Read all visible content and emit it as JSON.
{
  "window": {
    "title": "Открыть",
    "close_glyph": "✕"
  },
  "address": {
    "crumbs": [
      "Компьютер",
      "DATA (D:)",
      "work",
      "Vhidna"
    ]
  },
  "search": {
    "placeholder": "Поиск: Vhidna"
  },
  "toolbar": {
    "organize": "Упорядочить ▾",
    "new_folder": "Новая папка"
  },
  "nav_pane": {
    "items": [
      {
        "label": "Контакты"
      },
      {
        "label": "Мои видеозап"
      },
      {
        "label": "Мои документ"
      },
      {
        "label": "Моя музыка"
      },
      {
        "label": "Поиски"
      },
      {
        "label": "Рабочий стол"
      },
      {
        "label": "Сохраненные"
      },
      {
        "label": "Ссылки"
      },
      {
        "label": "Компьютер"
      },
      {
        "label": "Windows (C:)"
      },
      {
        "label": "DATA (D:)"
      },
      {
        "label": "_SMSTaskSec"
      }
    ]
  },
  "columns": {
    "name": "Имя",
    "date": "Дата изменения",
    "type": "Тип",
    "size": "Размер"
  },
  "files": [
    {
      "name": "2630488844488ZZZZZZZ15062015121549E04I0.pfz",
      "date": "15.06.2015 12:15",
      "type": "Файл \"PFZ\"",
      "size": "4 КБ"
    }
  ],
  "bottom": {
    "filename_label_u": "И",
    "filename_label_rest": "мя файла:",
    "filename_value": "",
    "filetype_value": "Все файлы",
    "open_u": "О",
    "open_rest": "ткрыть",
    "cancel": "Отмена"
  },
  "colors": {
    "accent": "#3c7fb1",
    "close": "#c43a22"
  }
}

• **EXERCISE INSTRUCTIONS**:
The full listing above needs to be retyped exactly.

• **EXERCISE OUTPUT**:
Read all visible content and emit it as JSON.
{
  "window": {
    "title": "Открыть",
    "close_glyph": "✕"
  },
  "address": {
    "crumbs": [
      "Компьютер",
      "DATA (D:)",
      "work",
      "Vhidna"
    ]
  },
  "search": {
    "placeholder": "Поиск: Vhidna"
  },
  "toolbar": {
    "organize": "Упорядочить ▾",
    "new_folder": "Новая папка"
  },
  "nav_pane": {
    "items": [
      {
        "label": "Контакты"
      },
      {
        "label": "Мои видеозап"
      },
      {
        "label": "Мои документ"
      },
      {
        "label": "Моя музыка"
      },
      {
        "label": "Поиски"
      },
      {
        "label": "Рабочий стол"
      },
      {
        "label": "Сохраненные"
      },
      {
        "label": "Ссылки"
      },
      {
        "label": "Компьютер"
      },
      {
        "label": "Windows (C:)"
      },
      {
        "label": "DATA (D:)"
      },
      {
        "label": "_SMSTaskSec"
      }
    ]
  },
  "columns": {
    "name": "Имя",
    "date": "Дата изменения",
    "type": "Тип",
    "size": "Размер"
  },
  "files": [
    {
      "name": "2630488844488ZZZZZZZ15062015121549E04I0.pfz",
      "date": "15.06.2015 12:15",
      "type": "Файл \"PFZ\"",
      "size": "4 КБ"
    }
  ],
  "bottom": {
    "filename_label_u": "И",
    "filename_label_rest": "мя файла:",
    "filename_value": "",
    "filetype_value": "Все файлы",
    "open_u": "О",
    "open_rest": "ткрыть",
    "cancel": "Отмена"
  },
  "colors": {
    "accent": "#3c7fb1",
    "close": "#c43a22"
  }
}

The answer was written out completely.